Samuel Roberts: 2 Titan 2 Fall
The most tired (and arguably accurate) observation about Titanfall is the one that points out how the majority of players stopped playing it after the first month, week, or whatever. Everyone on the UK side of PCG seemed to call it a day after about 10-16 hours, which is what I’m basing that on. Maybe you played for longer—let us know in the comments if that’s the case. That might be because Titanfall empowers you extremely quickly for a multiplayer shooter: you really have to mess things up to not find yourself in a giant robot during your first game, so a lot of the game’s gratification comes instantly. Nonetheless, this week’s news of a sequel is only positive to me—I loved the spectacle of the original, and I’m intrigued to see how Respawn might combat the early fatigue that hit me and the rest of the team.
Phil Savage: Birdbrained
I was at Rezzed yesterday, EGX's conference for indies, PC games and pretty much anyone else who decides to turn up. It's a great show to aimlessly wander through, soaking up weird, obscure shit like Plug & Play, or Line Wobbler, or 'Playstation 4'.
Possibly my favourite game of the show was Aviary Attorney. It's simple to describe: Ace Attorney, but birds. There's investigation, cross-examining and criminally dangerous puns. There's also art by an 19th century caricaturist; which is kind of strange, but whatever. It's funny, and, while the demo was short, showed promise as an investigative adventure.
Tyler Wilde: Ori and the Traffic Violation
I got pulled over early this week while driving once around the block to a new parking spot. Dammit. Then I started getting sick—it seems you can never use enough hand sanitizer at PAX. But I don’t care, because I got to review Ori and the Blind Forest, and it’s so damn delightful it’s going to be hard to get me down for a while. It’s beautiful. It’s challenging. It’s the best game I’ve played this year. And now that I’m done I get to play Cities: Skylines. What a week!
Tom Senior: Grand Theft Auto on TV
From news reporting to television drama, the mainstream media's ability to misunderstand games is depressing. Games seem to have become the latest target in a succession of empty moral panics (see also: comics, video nasties). I've lost track of the hand-wringing TV and radio roundtables staffed by pundits who have never touched a controller, yet feel comfortable publicly damning an entire creative medium from a position of barefaced ignorance.
It's refreshing, then, to learn about a feature-length drama focusing on videogames as a creative pursuit. The BBC's 90-minute film will focus on the story of the conception and creation of Grand Theft Auto. It will be interesting to see how they frame the public outcry that surrounded the game. The furore over Grand Theft Auto's depictions of violence seems so laughable in hindsight, and since then GTA has grown into one of the biggest entertainment products in the world.
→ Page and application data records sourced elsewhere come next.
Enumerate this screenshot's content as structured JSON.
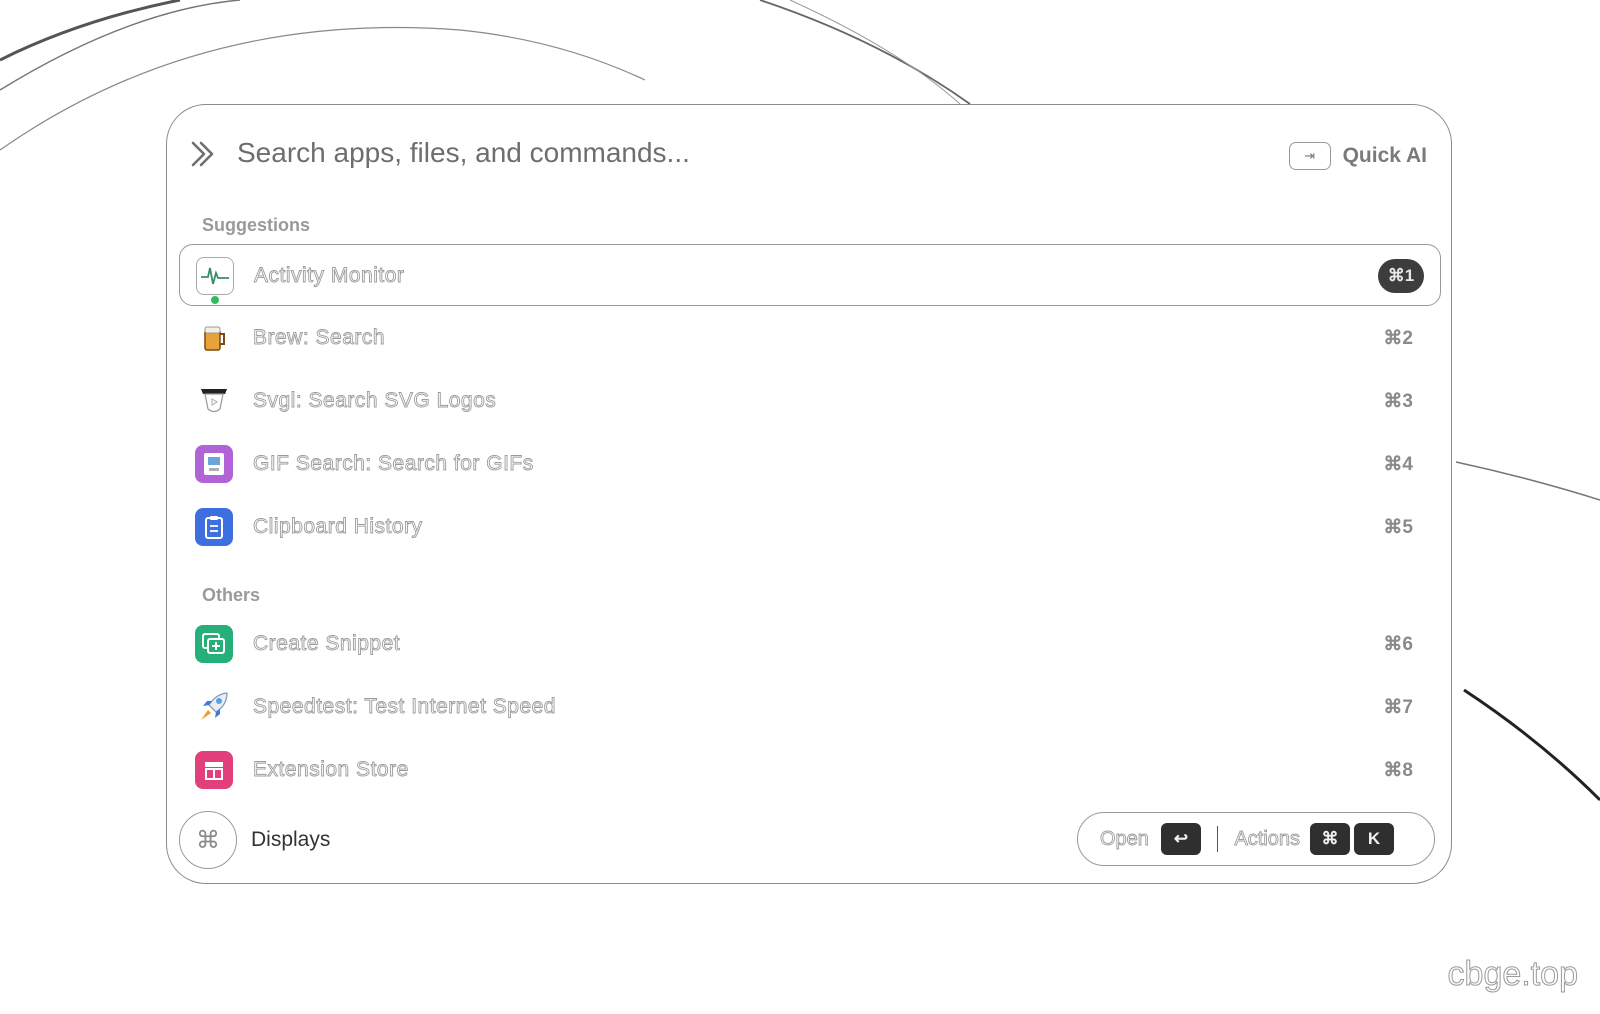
{
  "search": {
    "placeholder": "Search apps, files, and commands...",
    "quick_ai_key": "⇥",
    "quick_ai_label": "Quick AI"
  },
  "sections": {
    "suggestions": "Suggestions",
    "others": "Others"
  },
  "items": [
    {
      "title": "Activity Monitor",
      "shortcut": "⌘1",
      "icon": "activity-monitor-icon",
      "selected": true,
      "running": true
    },
    {
      "title": "Brew: Search",
      "shortcut": "⌘2",
      "icon": "beer-mug-icon"
    },
    {
      "title": "Svgl: Search SVG Logos",
      "shortcut": "⌘3",
      "icon": "svgl-logo-icon"
    },
    {
      "title": "GIF Search: Search for GIFs",
      "shortcut": "⌘4",
      "icon": "gif-search-icon",
      "color": "#b164d6"
    },
    {
      "title": "Clipboard History",
      "shortcut": "⌘5",
      "icon": "clipboard-icon",
      "color": "#3e6fe0"
    },
    {
      "title": "Create Snippet",
      "shortcut": "⌘6",
      "icon": "snippet-icon",
      "color": "#25b07a"
    },
    {
      "title": "Speedtest: Test Internet Speed",
      "shortcut": "⌘7",
      "icon": "rocket-icon"
    },
    {
      "title": "Extension Store",
      "shortcut": "⌘8",
      "icon": "store-icon",
      "color": "#e2407c"
    }
  ],
  "footer": {
    "command_symbol": "⌘",
    "context_label": "Displays",
    "open_label": "Open",
    "open_key": "↩",
    "actions_label": "Actions",
    "actions_key_1": "⌘",
    "actions_key_2": "K"
  },
  "watermark": "cbge.top"
}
It's a positive story to tell.
Chris Livingston: Boy, that escalated quickly
I can't stop talking about Cities: Skylines because I can't stop playing Cities: Skylines. Others are doing more than just playing, though, they're creating their own stuff using the game's map and asset editors. The day after the game launched, its Workshop already had 1,600 items. The next day, almost twice that. As of this morning there are over 5,300 maps, buildings, mods, and tools.
Whether you're looking a nice new building, like this lovely little house with a backyard pool, or something a bit more extreme, like a map of GTA V's Los Santos, or maybe just a way to silence a noisy bird, a quick spin through the Workshop will probably result in you subscribing to a dozen things you didn't even knew you wanted. Like a tiny self-storage lot. I didn't know I wanted one. But then I saw it and I wanted one. And now I have one.
Evan Lahti: PAX East!
To be honest, we flew to PAX East last weekend not quite sure what to expect. We had a handful of appointments—Overwatch was there, as well as stuff like Gigantic—but because PAX was scheduled for the same week as GDC, we weren’t certain that there’d be much else. The Indie Megabooth proved us wrong. PAX’s indie area was swarming with weird, artistic, funny, and thoughtful games this year. Go check out our PAX East coverage for a look at what we saw.